“If you genuinely can live with that framing very happily then I can pretty much guarantee that it won’t be.”
“Then I hereby give notice that I’m genuinely happy about that.”
“Be careful,” she warned him. “This is you ticking the box to say you’ve read the terms and conditions.”
“You may consider that box ticked,” he told her. He was of course lying, and he knew it even then.
“Why is it that enjoying sunsets in SL doesn’t make me more likely to spend time in RL enjoying them?” she asked him.
“Because real life sunsets aren’t as nice?” he suggested, his arm around her.
“How could that possibly be so?”
“Because we play no role in creating them?”
“Are you suggesting that we only fully appreciate that which we create?”
“Who is the ‘we’ in the sentence referring to?”
“People. Human beings. Who did you think it was?”

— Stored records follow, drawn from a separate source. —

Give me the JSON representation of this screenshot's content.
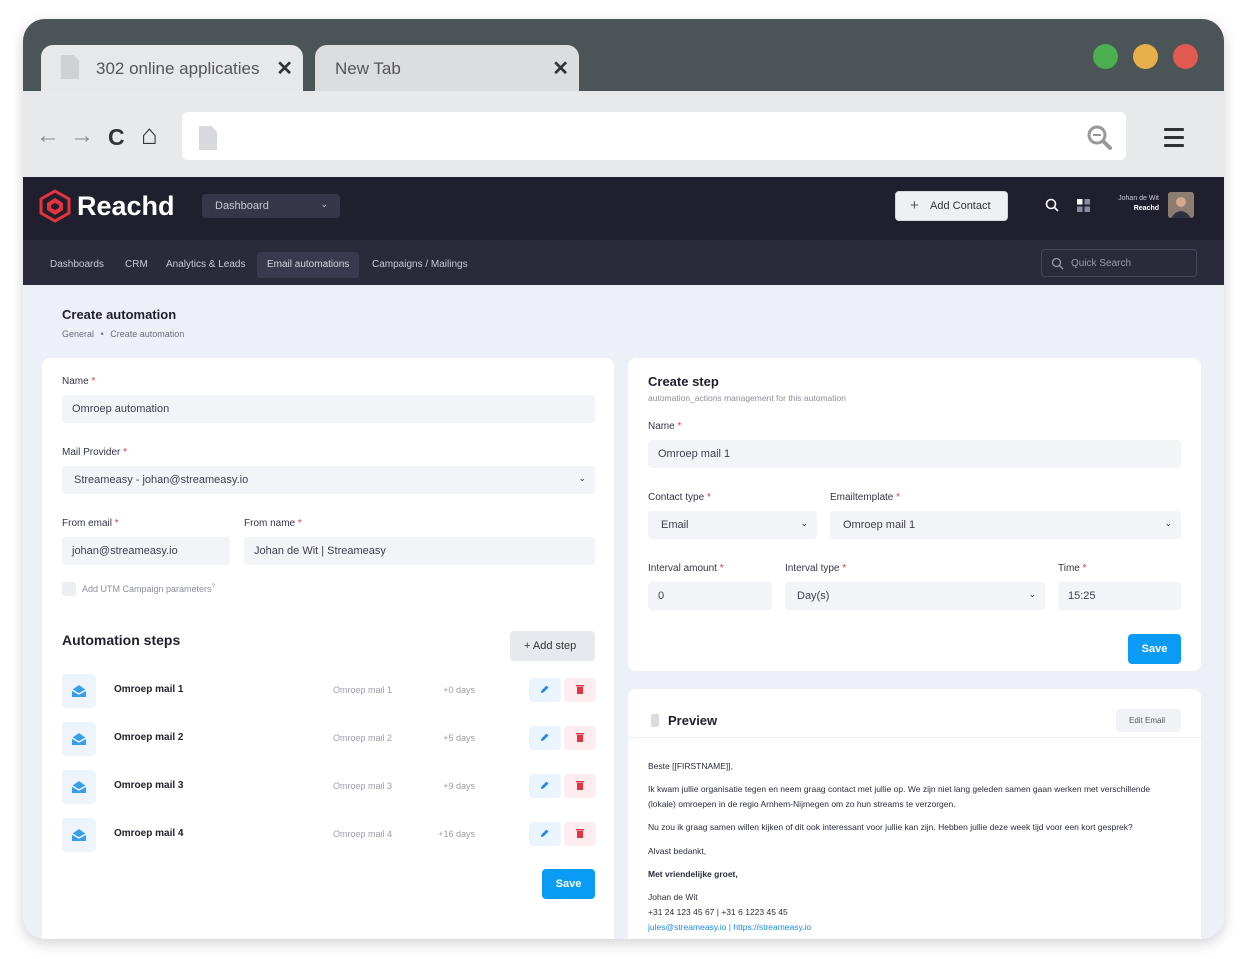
{
  "browser": {
    "tabs": [
      {
        "title": "302 online applicaties",
        "close": "✕"
      },
      {
        "title": "New Tab",
        "close": "✕"
      }
    ],
    "window_dots": [
      "#4caf50",
      "#e8b04a",
      "#e05a50"
    ],
    "nav": {
      "back": "←",
      "forward": "→",
      "reload": "C",
      "home": "⌂"
    },
    "url": ""
  },
  "app": {
    "brand": "Reachd",
    "brand_color": "#e5333f",
    "dashboard_select": "Dashboard",
    "add_contact": "Add Contact",
    "user": {
      "name": "Johan de Wit",
      "company": "Reachd"
    },
    "menu": [
      "Dashboards",
      "CRM",
      "Analytics & Leads",
      "Email automations",
      "Campaigns / Mailings"
    ],
    "active_menu": "Email automations",
    "quick_search": "Quick Search"
  },
  "page": {
    "title": "Create automation",
    "breadcrumb": [
      "General",
      "Create automation"
    ],
    "breadcrumb_sep": "•"
  },
  "form": {
    "name_label": "Name",
    "name_value": "Omroep automation",
    "provider_label": "Mail Provider",
    "provider_value": "Streameasy - johan@streameasy.io",
    "from_email_label": "From email",
    "from_email_value": "johan@streameasy.io",
    "from_name_label": "From name",
    "from_name_value": "Johan de Wit | Streameasy",
    "utm_label": "Add UTM Campaign parameters",
    "utm_help": "?",
    "required": "*"
  },
  "steps": {
    "title": "Automation steps",
    "add_label": "+ Add step",
    "save_label": "Save",
    "items": [
      {
        "name": "Omroep mail 1",
        "template": "Omroep mail 1",
        "delay": "+0 days"
      },
      {
        "name": "Omroep mail 2",
        "template": "Omroep mail 2",
        "delay": "+5 days"
      },
      {
        "name": "Omroep mail 3",
        "template": "Omroep mail 3",
        "delay": "+9 days"
      },
      {
        "name": "Omroep mail 4",
        "template": "Omroep mail 4",
        "delay": "+16 days"
      }
    ]
  },
  "create_step": {
    "title": "Create step",
    "subtitle": "automation_actions management for this automation",
    "name_label": "Name",
    "name_value": "Omroep mail 1",
    "contact_type_label": "Contact type",
    "contact_type_value": "Email",
    "template_label": "Emailtemplate",
    "template_value": "Omroep mail 1",
    "interval_amount_label": "Interval amount",
    "interval_amount_value": "0",
    "interval_type_label": "Interval type",
    "interval_type_value": "Day(s)",
    "time_label": "Time",
    "time_value": "15:25",
    "save_label": "Save"
  },
  "preview": {
    "title": "Preview",
    "edit_label": "Edit Email",
    "lines": [
      "Beste [[FIRSTNAME]],",
      "Ik kwam jullie organisatie tegen en neem graag contact met jullie op. We zijn niet lang geleden samen gaan werken met verschillende (lokale) omroepen in de regio Arnhem-Nijmegen om zo hun streams te verzorgen.",
      "Nu zou ik graag samen willen kijken of dit ook interessant voor jullie kan zijn. Hebben jullie deze week tijd voor een kort gesprek?",
      "Alvast bedankt,",
      "Met vriendelijke groet,",
      "Johan de Wit",
      "+31 24 123 45 67 | +31 6 1223 45 45",
      "jules@streameasy.io | https://streameasy.io"
    ]
  }
}
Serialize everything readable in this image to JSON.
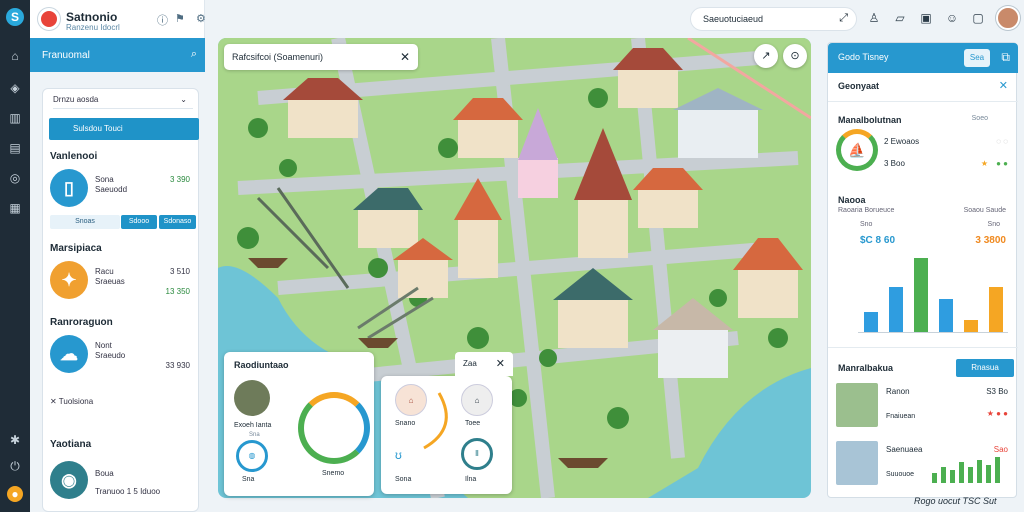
{
  "rail": {
    "icons": [
      "logo-icon",
      "home-icon",
      "layers-icon",
      "chart-icon",
      "bookmark-icon",
      "compass-icon",
      "calendar-icon",
      "settings-icon",
      "power-icon",
      "user-icon"
    ]
  },
  "brand": {
    "title": "Satnonio",
    "subtitle": "Ranzenu Idocrl"
  },
  "sidebar_header": {
    "label": "Franuomal"
  },
  "panel": {
    "select_label": "Drnzu aosda",
    "blue_button": "Sulsdou Touci",
    "section1": "Vanlenooi",
    "item1": {
      "name": "Sona",
      "sub": "Saeuodd",
      "value": "3 390"
    },
    "pills": [
      "Snoas",
      "Sdooo",
      "Sdonaso"
    ],
    "section2": "Marsipiaca",
    "item2": {
      "name": "Racu",
      "sub": "Sraeuas",
      "value": "3 510",
      "value2": "13 350"
    },
    "section3": "Ranroraguon",
    "item3": {
      "name": "Nont",
      "sub": "Sraeudo",
      "value": "33 930"
    },
    "tools": "Tuolsiona",
    "section4": "Yaotiana",
    "item4": {
      "name": "Boua",
      "sub": "Tranuoo 1 5 Iduoo"
    }
  },
  "map": {
    "search_text": "Rafcsifcoi (Soamenuri)"
  },
  "card_left": {
    "title": "Raodiuntaao",
    "thumb1_label": "Exoeh Ianta",
    "thumb1_sub": "Sna",
    "thumb2_label": "Sna",
    "ring_label": "Snemo"
  },
  "card_mid": {
    "title": "Zaa",
    "labels": [
      "Snano",
      "Toee",
      "Sona",
      "Ilna"
    ]
  },
  "top": {
    "search_text": "Saeuotuciaeud"
  },
  "right": {
    "head_title": "Godo Tisney",
    "head_btn": "Sea",
    "sub_title": "Geonyaat",
    "sec1": "Manalbolutnan",
    "gauge_a": "2 Ewoaos",
    "gauge_b": "3 Boo",
    "gauge_a_val": "Soeo",
    "gauge_b_val": "Bee",
    "sec2": "Naooa",
    "sec2_sub": "Raoaria Borueuce",
    "sec2_sub2": "Soaou Saude",
    "chart_left_label": "Sno",
    "chart_left_val": "$C 8 60",
    "chart_right_label": "Sno",
    "chart_right_val": "3 3800",
    "sec3": "Manralbakua",
    "sec3_btn": "Rnasua",
    "item1": {
      "name": "Ranon",
      "sub": "Fnaiuean",
      "value": "S3 Bo"
    },
    "item2": {
      "name": "Saenuaea",
      "sub": "Suuouoe",
      "value": "Sao"
    }
  },
  "footer": "Rogo uocut TSC Sut",
  "chart_data": {
    "type": "bar",
    "categories": [
      "",
      "",
      "",
      "",
      "",
      ""
    ],
    "series": [
      {
        "values": [
          0.25,
          0.55,
          0.9,
          0.4,
          0.15,
          0.55
        ]
      }
    ],
    "colors": [
      "#2f9de0",
      "#2f9de0",
      "#4caf50",
      "#2f9de0",
      "#f5a623",
      "#f5a623"
    ]
  }
}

“I wondered if you meant us specifically. You and me.”
“Alright then, suppose that.”
“Is that such an outlandish proposal, that some might prefer the imitation to the real thing?”
“When you put it like that, I suppose not. That’s the essence of art, right?”

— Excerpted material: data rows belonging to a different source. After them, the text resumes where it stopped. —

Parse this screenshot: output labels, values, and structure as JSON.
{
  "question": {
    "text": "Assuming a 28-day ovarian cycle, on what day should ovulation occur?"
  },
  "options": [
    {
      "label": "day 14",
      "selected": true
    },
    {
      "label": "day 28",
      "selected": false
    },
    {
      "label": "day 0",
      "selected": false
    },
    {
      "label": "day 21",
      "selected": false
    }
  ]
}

“Is art just an imitation of real life? Surely it’s more than that.”
“You’re right, it is,” she said. “I’m confusing myself.”
“That’s what happens when you start trying to tie down art.”

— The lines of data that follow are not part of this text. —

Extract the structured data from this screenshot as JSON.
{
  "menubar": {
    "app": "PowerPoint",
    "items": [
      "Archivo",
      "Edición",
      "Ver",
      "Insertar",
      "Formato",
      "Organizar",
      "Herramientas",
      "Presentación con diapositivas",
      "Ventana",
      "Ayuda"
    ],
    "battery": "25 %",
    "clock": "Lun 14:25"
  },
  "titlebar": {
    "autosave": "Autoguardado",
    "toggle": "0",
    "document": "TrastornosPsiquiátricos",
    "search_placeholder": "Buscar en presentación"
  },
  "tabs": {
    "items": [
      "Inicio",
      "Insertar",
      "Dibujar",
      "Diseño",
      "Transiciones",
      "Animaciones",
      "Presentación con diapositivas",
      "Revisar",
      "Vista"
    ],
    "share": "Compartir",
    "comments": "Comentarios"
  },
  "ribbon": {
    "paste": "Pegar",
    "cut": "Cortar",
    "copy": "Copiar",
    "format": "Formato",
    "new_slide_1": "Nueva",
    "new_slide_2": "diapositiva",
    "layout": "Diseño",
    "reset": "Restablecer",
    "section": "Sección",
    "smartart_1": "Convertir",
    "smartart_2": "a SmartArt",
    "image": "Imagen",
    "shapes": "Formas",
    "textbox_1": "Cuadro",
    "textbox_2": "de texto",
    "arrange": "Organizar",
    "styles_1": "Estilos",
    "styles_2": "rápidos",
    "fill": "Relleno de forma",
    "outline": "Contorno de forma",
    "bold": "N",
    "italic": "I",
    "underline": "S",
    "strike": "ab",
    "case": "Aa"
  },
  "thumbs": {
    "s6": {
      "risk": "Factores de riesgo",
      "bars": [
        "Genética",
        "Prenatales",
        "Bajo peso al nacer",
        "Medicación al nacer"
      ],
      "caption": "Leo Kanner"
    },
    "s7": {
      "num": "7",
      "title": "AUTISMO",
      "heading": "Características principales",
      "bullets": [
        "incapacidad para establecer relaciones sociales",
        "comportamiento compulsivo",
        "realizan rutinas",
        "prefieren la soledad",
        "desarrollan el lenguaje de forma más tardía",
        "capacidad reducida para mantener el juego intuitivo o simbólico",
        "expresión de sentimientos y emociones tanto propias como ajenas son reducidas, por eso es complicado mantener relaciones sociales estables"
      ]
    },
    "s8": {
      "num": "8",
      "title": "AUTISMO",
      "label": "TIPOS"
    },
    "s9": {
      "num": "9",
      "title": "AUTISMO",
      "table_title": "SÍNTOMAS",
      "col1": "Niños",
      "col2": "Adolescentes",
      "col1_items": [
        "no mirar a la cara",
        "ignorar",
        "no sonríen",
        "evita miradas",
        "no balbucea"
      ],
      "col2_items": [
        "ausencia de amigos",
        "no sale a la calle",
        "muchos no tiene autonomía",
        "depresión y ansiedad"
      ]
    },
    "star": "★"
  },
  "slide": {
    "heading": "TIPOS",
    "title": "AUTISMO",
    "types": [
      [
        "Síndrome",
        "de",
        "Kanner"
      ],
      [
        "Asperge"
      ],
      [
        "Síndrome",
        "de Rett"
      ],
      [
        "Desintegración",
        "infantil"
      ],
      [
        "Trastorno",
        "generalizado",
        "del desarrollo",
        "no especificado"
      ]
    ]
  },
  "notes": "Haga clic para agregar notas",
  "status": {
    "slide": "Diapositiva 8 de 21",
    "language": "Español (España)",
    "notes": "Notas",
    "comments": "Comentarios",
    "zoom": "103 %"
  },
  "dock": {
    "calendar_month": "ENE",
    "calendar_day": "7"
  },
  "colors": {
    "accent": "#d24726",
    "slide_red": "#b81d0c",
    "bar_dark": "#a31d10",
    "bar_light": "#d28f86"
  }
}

“Is that what we’re trying to do?”
“It all depends,” he said, “on whether you think landscapes like this in the virtual world are art or not.”
“I don’t know, and it doesn’t bother me that I don’t know.”
He laughed. “AKA I don’t know and I don’t care.”
“It’s not that I don’t care,” she said quickly. “It’s more that I don’t mind. I don’t mind if it is art and I don’t mind if it isn’t. And I don’t mind that one person might think one thing and another person might think something else.”
“Everything has to be defined,” he stated.
“Without definitions, everyone would be all mixed up on their arses and their elbows.”
“Only in those circumstances where definitions are required.”
“Where are they not required?”
“Where they’re not required.”
“They’re not required where they’re not required?”
“Yes,” she said.
“That doesn’t bother you?”
“Circular reasoning? It bothers me enormously when it’s used to defend an obsolete or discriminatory practice. It bothers me a good deal less when it’s used as a shortcut through all the bullshit debate around what is and what isn’t a bonafide form of aesthetic pleasure or pursuit.”
“Aren’t you the one who three minutes ago defined the essence of art as an imitation of a real thing?”
“And look at the difficulty that’s got me into.”
“Aren’t you the one who asked why SL sunsets don’t make you enjoy RL sunsets more?”
“Aren’t you the one who reframed that as a problem of art?
“I didn’t say it was a problem of art,” he retorted. “In any case, aren’t you the one who keeps a gratitude diary?”
“What of it?”
“Wouldn’t someone who keeps a gratitude diary… I dunno… appreciate stuff like that more?”
“You’re saying I’m not a true appreciator?”
“You’re saying I’m an under-appreciator?”
“You’re saying someone who makes a habit of expressing their appreciation of things should therefore appreciate all things? Is that it?”
“Ok,” he said. “Fair enough. I get the point you’re making. But we’re not talking about any sort of acquired taste or niche area of gratitude. We’re not talking about the appreciation of Marmite or post-war brutalist concrete architecture. We’re talking about sunsets.”
“At no point did I ever actually say I don’t like or appreciate sunsets in RL. I simply asked why it is that I don’t seek them out there more, given that I enjoy them in SL.”
“Perhaps it’s because in here you get to appreciate them with someone.”
“If you’d only said that in the first place,” she said, “we’d have saved ourselves so much bother.”
Want to read another story by me set in SL? I’ve also serialised ‘The man who had an affair with his wife’ – the first part is here (scroll down past the text on NaNoWriMo to get to it).